Rain continues to delay planting progress across farm country

After years of drought, farmers across U.S. farm country are getting so much rainfall that it’s dampening their spring planting progress later into the season.

A farmer in western Iowa says he does not remember what normal looks like. His operation is coming from two years of extensive drought. Due to the recent heavy rainfall, now it is too wet to get in the fields. In the last two weeks, he has received more than eight inches of rain, meaning he hasn’t been planting during that period.

The farmer shared with Successful Farming that what he has planted looks good, and he hopes this extra moisture will make for a bumper crop.

USDA Meteorologist Mark Brusberg says with more rain expected in the coming week, it may cause planters in some regions to remain idle.

“Parts of the deep South are expecting some very heavy amounts of rain locally — more than four inches of rain.

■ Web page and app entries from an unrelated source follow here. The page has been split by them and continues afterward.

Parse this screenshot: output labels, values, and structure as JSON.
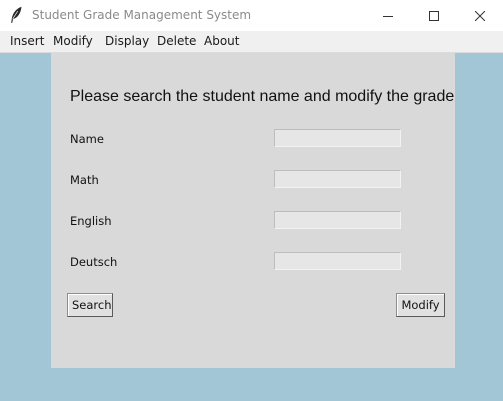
{
  "window": {
    "title": "Student Grade Management System",
    "app_icon": "feather-icon",
    "controls": [
      "minimize-icon",
      "maximize-icon",
      "close-icon"
    ]
  },
  "menu": {
    "items": [
      {
        "label": "Insert"
      },
      {
        "label": "Modify"
      },
      {
        "label": "Display"
      },
      {
        "label": "Delete"
      },
      {
        "label": "About"
      }
    ]
  },
  "form": {
    "heading": "Please search the student name and modify the grade",
    "fields": [
      {
        "label": "Name",
        "value": ""
      },
      {
        "label": "Math",
        "value": ""
      },
      {
        "label": "English",
        "value": ""
      },
      {
        "label": "Deutsch",
        "value": ""
      }
    ],
    "search_label": "Search",
    "modify_label": "Modify"
  },
  "colors": {
    "background": "#a2c6d6",
    "panel": "#d9d9d9",
    "titlebar": "#ffffff",
    "menubar": "#f0f0f0"
  }
}
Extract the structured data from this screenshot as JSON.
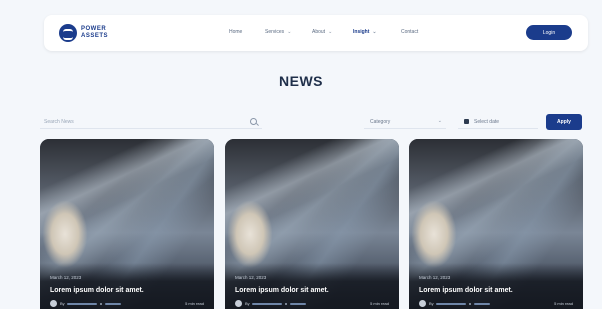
{
  "brand": {
    "line1": "POWER",
    "line2": "ASSETS"
  },
  "nav": {
    "items": [
      {
        "label": "Home"
      },
      {
        "label": "Services"
      },
      {
        "label": "About"
      },
      {
        "label": "Insight"
      },
      {
        "label": "Contact"
      }
    ],
    "active": "Insight",
    "login_label": "Login"
  },
  "page": {
    "title": "NEWS"
  },
  "filters": {
    "search_placeholder": "Search News",
    "category_label": "Category",
    "date_label": "Select date",
    "apply_label": "Apply"
  },
  "cards": [
    {
      "date": "March 12, 2023",
      "title": "Lorem ipsum dolor sit amet.",
      "by": "By",
      "read_time": "5 min read"
    },
    {
      "date": "March 12, 2023",
      "title": "Lorem ipsum dolor sit amet.",
      "by": "By",
      "read_time": "5 min read"
    },
    {
      "date": "March 12, 2023",
      "title": "Lorem ipsum dolor sit amet.",
      "by": "By",
      "read_time": "5 min read"
    }
  ],
  "colors": {
    "primary": "#1b3c8c",
    "background": "#f4f7fb",
    "heading": "#1f2f4a"
  }
}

And there is the potential for flash flooding from some of those heavier events, especially in the area bordering Texas and Louisiana, which was hit a couple of weeks ago with some very heavy rain. And, just generally widespread thunderstorms [are] expected this week in the Southeast, and really in the Northeast as well. New England expecting to pick up some rain as we look farther north over the next seven days. There’s a depiction of scattered, maybe some locally-heavy showers. So some of those fields in Iowa, Minnesota, Wisconsin look like they’re going to remain wet.”
Mark Brusberg, USDA Meteorologist

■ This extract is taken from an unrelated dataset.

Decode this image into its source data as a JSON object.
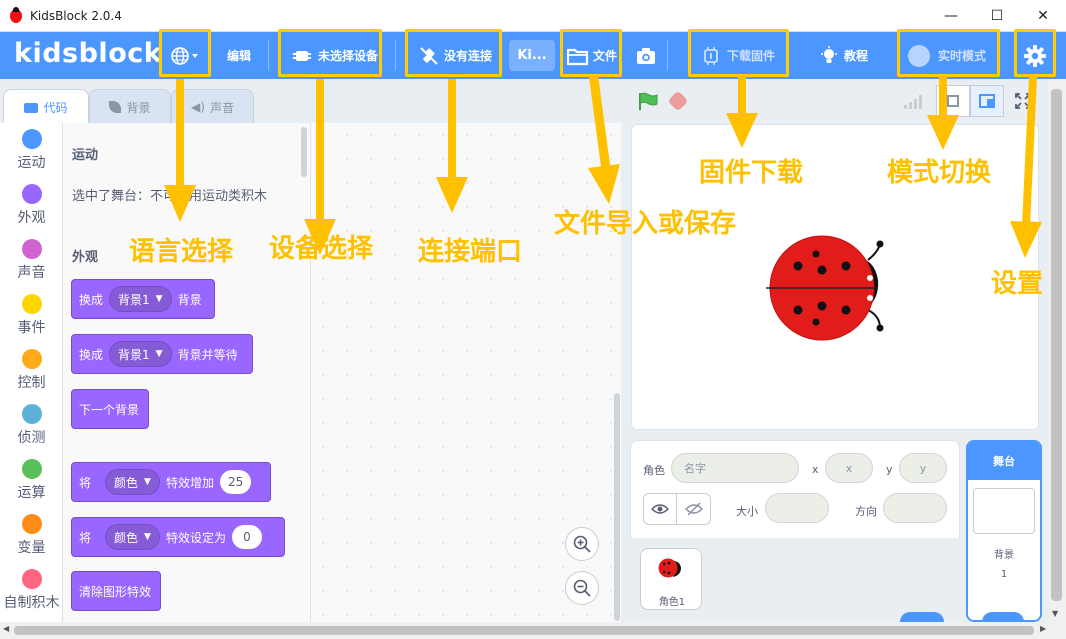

Brusberg also mentioned rainfall could be a hit or miss for growers in the southern High Plains, where they could use some moisture.


Cattle producers recently promoted U.S. beef on a trip to Japan and Korea with the U.S. Meat Export Federation.
According to USDA experts, Brazil and Argentina’s large drop in corn production has more to do with the economics of corn markets than impacts from weather.
According to the latest U.S. Drought Monitor, no part of Iowa is experiencing extreme levels of drought for the first time in nearly two years.
Now that the EPA is allowing some states to purchase E15 biofuel during the summer, lawmakers and regulators are touting